Task objective »
Make an exact copy of the lines below.

Stored data entries »

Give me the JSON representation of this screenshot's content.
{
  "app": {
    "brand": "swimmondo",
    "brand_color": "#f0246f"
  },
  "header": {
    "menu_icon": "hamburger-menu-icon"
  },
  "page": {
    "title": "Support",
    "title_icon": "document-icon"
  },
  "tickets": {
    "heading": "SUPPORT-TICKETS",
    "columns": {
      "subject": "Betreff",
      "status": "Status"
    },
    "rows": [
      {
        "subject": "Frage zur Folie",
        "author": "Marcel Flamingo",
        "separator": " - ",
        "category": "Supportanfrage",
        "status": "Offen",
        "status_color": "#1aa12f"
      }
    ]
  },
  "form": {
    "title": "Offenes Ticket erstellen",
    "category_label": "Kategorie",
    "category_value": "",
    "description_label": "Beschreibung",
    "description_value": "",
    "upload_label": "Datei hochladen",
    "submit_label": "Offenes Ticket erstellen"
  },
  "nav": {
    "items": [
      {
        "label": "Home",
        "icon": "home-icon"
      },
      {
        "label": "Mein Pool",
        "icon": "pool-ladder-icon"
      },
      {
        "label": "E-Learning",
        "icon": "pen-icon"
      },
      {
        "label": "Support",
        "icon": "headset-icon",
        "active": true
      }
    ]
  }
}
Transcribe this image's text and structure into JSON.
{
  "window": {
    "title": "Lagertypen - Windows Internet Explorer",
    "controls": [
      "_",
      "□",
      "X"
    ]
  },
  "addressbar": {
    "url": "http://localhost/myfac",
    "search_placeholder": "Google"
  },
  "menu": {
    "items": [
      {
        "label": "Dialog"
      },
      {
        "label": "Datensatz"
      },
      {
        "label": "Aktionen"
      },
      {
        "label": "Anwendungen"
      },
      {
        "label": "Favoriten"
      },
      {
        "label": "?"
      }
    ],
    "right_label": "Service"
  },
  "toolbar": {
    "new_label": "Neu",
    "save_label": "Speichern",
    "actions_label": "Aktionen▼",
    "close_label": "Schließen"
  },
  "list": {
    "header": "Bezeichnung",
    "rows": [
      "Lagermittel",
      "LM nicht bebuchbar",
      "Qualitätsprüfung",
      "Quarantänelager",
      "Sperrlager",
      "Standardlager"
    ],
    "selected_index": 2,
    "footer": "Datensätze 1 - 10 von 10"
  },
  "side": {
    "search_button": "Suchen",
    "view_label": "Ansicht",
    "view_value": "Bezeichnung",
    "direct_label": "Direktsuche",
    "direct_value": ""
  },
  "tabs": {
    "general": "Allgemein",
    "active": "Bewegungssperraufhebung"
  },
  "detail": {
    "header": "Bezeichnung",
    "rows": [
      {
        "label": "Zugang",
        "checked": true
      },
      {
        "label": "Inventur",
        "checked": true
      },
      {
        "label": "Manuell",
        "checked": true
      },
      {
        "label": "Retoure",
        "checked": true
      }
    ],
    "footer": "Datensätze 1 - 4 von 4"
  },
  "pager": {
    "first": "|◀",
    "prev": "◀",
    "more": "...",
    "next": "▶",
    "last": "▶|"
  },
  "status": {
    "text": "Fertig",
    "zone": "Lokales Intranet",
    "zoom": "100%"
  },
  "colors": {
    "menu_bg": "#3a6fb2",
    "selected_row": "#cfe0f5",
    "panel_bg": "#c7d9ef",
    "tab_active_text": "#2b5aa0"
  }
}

Your solution »
Give me the JSON representation of this screenshot's content.
{
  "app": {
    "brand": "swimmondo",
    "brand_color": "#f0246f"
  },
  "header": {
    "menu_icon": "hamburger-menu-icon"
  },
  "page": {
    "title": "Support",
    "title_icon": "document-icon"
  },
  "tickets": {
    "heading": "SUPPORT-TICKETS",
    "columns": {
      "subject": "Betreff",
      "status": "Status"
    },
    "rows": [
      {
        "subject": "Frage zur Folie",
        "author": "Marcel Flamingo",
        "separator": " - ",
        "category": "Supportanfrage",
        "status": "Offen",
        "status_color": "#1aa12f"
      }
    ]
  },
  "form": {
    "title": "Offenes Ticket erstellen",
    "category_label": "Kategorie",
    "category_value": "",
    "description_label": "Beschreibung",
    "description_value": "",
    "upload_label": "Datei hochladen",
    "submit_label": "Offenes Ticket erstellen"
  },
  "nav": {
    "items": [
      {
        "label": "Home",
        "icon": "home-icon"
      },
      {
        "label": "Mein Pool",
        "icon": "pool-ladder-icon"
      },
      {
        "label": "E-Learning",
        "icon": "pen-icon"
      },
      {
        "label": "Support",
        "icon": "headset-icon",
        "active": true
      }
    ]
  }
}
Transcribe this image's text and structure into JSON.
{
  "window": {
    "title": "Lagertypen - Windows Internet Explorer",
    "controls": [
      "_",
      "□",
      "X"
    ]
  },
  "addressbar": {
    "url": "http://localhost/myfac",
    "search_placeholder": "Google"
  },
  "menu": {
    "items": [
      {
        "label": "Dialog"
      },
      {
        "label": "Datensatz"
      },
      {
        "label": "Aktionen"
      },
      {
        "label": "Anwendungen"
      },
      {
        "label": "Favoriten"
      },
      {
        "label": "?"
      }
    ],
    "right_label": "Service"
  },
  "toolbar": {
    "new_label": "Neu",
    "save_label": "Speichern",
    "actions_label": "Aktionen▼",
    "close_label": "Schließen"
  },
  "list": {
    "header": "Bezeichnung",
    "rows": [
      "Lagermittel",
      "LM nicht bebuchbar",
      "Qualitätsprüfung",
      "Quarantänelager",
      "Sperrlager",
      "Standardlager"
    ],
    "selected_index": 2,
    "footer": "Datensätze 1 - 10 von 10"
  },
  "side": {
    "search_button": "Suchen",
    "view_label": "Ansicht",
    "view_value": "Bezeichnung",
    "direct_label": "Direktsuche",
    "direct_value": ""
  },
  "tabs": {
    "general": "Allgemein",
    "active": "Bewegungssperraufhebung"
  },
  "detail": {
    "header": "Bezeichnung",
    "rows": [
      {
        "label": "Zugang",
        "checked": true
      },
      {
        "label": "Inventur",
        "checked": true
      },
      {
        "label": "Manuell",
        "checked": true
      },
      {
        "label": "Retoure",
        "checked": true
      }
    ],
    "footer": "Datensätze 1 - 4 von 4"
  },
  "pager": {
    "first": "|◀",
    "prev": "◀",
    "more": "...",
    "next": "▶",
    "last": "▶|"
  },
  "status": {
    "text": "Fertig",
    "zone": "Lokales Intranet",
    "zoom": "100%"
  },
  "colors": {
    "menu_bg": "#3a6fb2",
    "selected_row": "#cfe0f5",
    "panel_bg": "#c7d9ef",
    "tab_active_text": "#2b5aa0"
  }
}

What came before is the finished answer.